**REQUIREMENT**: A word-for-word copy of the whole listing is the required answer.

**INFORMATION SHOWN**:
[Start of Attachment]

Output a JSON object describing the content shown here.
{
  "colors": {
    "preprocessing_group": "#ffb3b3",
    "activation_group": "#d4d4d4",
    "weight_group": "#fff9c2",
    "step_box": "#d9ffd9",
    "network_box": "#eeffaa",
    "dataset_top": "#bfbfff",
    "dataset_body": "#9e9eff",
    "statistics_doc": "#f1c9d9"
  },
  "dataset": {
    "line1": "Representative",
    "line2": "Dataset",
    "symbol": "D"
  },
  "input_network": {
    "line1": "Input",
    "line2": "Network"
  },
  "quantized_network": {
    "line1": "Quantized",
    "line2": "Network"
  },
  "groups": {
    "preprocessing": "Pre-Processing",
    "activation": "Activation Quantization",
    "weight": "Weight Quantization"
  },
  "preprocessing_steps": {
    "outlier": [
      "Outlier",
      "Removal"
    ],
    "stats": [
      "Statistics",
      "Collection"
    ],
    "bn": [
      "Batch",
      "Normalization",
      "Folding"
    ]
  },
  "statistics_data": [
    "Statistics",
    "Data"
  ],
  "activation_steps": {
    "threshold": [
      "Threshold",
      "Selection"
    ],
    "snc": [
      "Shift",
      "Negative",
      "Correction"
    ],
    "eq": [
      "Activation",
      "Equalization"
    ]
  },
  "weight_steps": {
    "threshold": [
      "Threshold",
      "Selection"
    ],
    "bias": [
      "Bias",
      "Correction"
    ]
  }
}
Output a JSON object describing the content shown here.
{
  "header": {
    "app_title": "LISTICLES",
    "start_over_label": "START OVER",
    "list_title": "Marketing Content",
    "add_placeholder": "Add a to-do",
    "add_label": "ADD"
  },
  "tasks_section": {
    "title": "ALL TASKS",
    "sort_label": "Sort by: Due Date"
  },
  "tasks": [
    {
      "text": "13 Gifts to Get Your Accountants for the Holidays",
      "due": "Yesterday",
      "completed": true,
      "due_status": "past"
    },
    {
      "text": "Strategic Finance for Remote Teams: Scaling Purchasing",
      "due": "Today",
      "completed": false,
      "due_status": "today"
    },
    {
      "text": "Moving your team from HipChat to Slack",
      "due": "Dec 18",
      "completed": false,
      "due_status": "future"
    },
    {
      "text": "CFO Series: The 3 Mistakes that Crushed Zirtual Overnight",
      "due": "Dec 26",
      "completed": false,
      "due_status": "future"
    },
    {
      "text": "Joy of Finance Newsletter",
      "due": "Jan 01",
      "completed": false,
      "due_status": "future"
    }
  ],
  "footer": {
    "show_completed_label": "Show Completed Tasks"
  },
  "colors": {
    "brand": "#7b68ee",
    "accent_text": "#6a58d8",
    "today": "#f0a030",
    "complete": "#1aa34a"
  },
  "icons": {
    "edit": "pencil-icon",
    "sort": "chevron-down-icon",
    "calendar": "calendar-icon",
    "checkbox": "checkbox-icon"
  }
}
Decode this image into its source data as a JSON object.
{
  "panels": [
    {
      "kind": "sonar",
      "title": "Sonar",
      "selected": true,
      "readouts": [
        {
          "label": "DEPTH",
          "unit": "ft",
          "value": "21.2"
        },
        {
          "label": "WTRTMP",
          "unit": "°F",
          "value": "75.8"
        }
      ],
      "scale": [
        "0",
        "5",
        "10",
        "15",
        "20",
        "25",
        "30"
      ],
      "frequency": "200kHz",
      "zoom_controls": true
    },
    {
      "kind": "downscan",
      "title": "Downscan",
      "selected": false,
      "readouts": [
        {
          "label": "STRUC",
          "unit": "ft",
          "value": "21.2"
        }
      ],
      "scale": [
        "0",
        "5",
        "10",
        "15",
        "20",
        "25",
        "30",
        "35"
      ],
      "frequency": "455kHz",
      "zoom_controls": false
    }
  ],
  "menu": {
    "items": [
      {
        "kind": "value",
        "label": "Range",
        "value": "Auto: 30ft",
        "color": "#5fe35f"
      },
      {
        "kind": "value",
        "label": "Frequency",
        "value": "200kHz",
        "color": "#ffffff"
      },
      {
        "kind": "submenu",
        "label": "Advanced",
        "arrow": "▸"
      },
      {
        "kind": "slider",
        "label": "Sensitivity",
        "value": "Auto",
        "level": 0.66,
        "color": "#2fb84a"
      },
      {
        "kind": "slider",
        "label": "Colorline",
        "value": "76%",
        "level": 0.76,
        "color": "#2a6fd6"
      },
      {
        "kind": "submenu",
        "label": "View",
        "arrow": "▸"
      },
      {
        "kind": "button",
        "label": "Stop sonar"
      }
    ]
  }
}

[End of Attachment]

**REPLY TO THE EXERCISE**:
Output a JSON object describing the content shown here.
{
  "colors": {
    "preprocessing_group": "#ffb3b3",
    "activation_group": "#d4d4d4",
    "weight_group": "#fff9c2",
    "step_box": "#d9ffd9",
    "network_box": "#eeffaa",
    "dataset_top": "#bfbfff",
    "dataset_body": "#9e9eff",
    "statistics_doc": "#f1c9d9"
  },
  "dataset": {
    "line1": "Representative",
    "line2": "Dataset",
    "symbol": "D"
  },
  "input_network": {
    "line1": "Input",
    "line2": "Network"
  },
  "quantized_network": {
    "line1": "Quantized",
    "line2": "Network"
  },
  "groups": {
    "preprocessing": "Pre-Processing",
    "activation": "Activation Quantization",
    "weight": "Weight Quantization"
  },
  "preprocessing_steps": {
    "outlier": [
      "Outlier",
      "Removal"
    ],
    "stats": [
      "Statistics",
      "Collection"
    ],
    "bn": [
      "Batch",
      "Normalization",
      "Folding"
    ]
  },
  "statistics_data": [
    "Statistics",
    "Data"
  ],
  "activation_steps": {
    "threshold": [
      "Threshold",
      "Selection"
    ],
    "snc": [
      "Shift",
      "Negative",
      "Correction"
    ],
    "eq": [
      "Activation",
      "Equalization"
    ]
  },
  "weight_steps": {
    "threshold": [
      "Threshold",
      "Selection"
    ],
    "bias": [
      "Bias",
      "Correction"
    ]
  }
}
Output a JSON object describing the content shown here.
{
  "header": {
    "app_title": "LISTICLES",
    "start_over_label": "START OVER",
    "list_title": "Marketing Content",
    "add_placeholder": "Add a to-do",
    "add_label": "ADD"
  },
  "tasks_section": {
    "title": "ALL TASKS",
    "sort_label": "Sort by: Due Date"
  },
  "tasks": [
    {
      "text": "13 Gifts to Get Your Accountants for the Holidays",
      "due": "Yesterday",
      "completed": true,
      "due_status": "past"
    },
    {
      "text": "Strategic Finance for Remote Teams: Scaling Purchasing",
      "due": "Today",
      "completed": false,
      "due_status": "today"
    },
    {
      "text": "Moving your team from HipChat to Slack",
      "due": "Dec 18",
      "completed": false,
      "due_status": "future"
    },
    {
      "text": "CFO Series: The 3 Mistakes that Crushed Zirtual Overnight",
      "due": "Dec 26",
      "completed": false,
      "due_status": "future"
    },
    {
      "text": "Joy of Finance Newsletter",
      "due": "Jan 01",
      "completed": false,
      "due_status": "future"
    }
  ],
  "footer": {
    "show_completed_label": "Show Completed Tasks"
  },
  "colors": {
    "brand": "#7b68ee",
    "accent_text": "#6a58d8",
    "today": "#f0a030",
    "complete": "#1aa34a"
  },
  "icons": {
    "edit": "pencil-icon",
    "sort": "chevron-down-icon",
    "calendar": "calendar-icon",
    "checkbox": "checkbox-icon"
  }
}
Decode this image into its source data as a JSON object.
{
  "panels": [
    {
      "kind": "sonar",
      "title": "Sonar",
      "selected": true,
      "readouts": [
        {
          "label": "DEPTH",
          "unit": "ft",
          "value": "21.2"
        },
        {
          "label": "WTRTMP",
          "unit": "°F",
          "value": "75.8"
        }
      ],
      "scale": [
        "0",
        "5",
        "10",
        "15",
        "20",
        "25",
        "30"
      ],
      "frequency": "200kHz",
      "zoom_controls": true
    },
    {
      "kind": "downscan",
      "title": "Downscan",
      "selected": false,
      "readouts": [
        {
          "label": "STRUC",
          "unit": "ft",
          "value": "21.2"
        }
      ],
      "scale": [
        "0",
        "5",
        "10",
        "15",
        "20",
        "25",
        "30",
        "35"
      ],
      "frequency": "455kHz",
      "zoom_controls": false
    }
  ],
  "menu": {
    "items": [
      {
        "kind": "value",
        "label": "Range",
        "value": "Auto: 30ft",
        "color": "#5fe35f"
      },
      {
        "kind": "value",
        "label": "Frequency",
        "value": "200kHz",
        "color": "#ffffff"
      },
      {
        "kind": "submenu",
        "label": "Advanced",
        "arrow": "▸"
      },
      {
        "kind": "slider",
        "label": "Sensitivity",
        "value": "Auto",
        "level": 0.66,
        "color": "#2fb84a"
      },
      {
        "kind": "slider",
        "label": "Colorline",
        "value": "76%",
        "level": 0.76,
        "color": "#2a6fd6"
      },
      {
        "kind": "submenu",
        "label": "View",
        "arrow": "▸"
      },
      {
        "kind": "button",
        "label": "Stop sonar"
      }
    ]
  }
}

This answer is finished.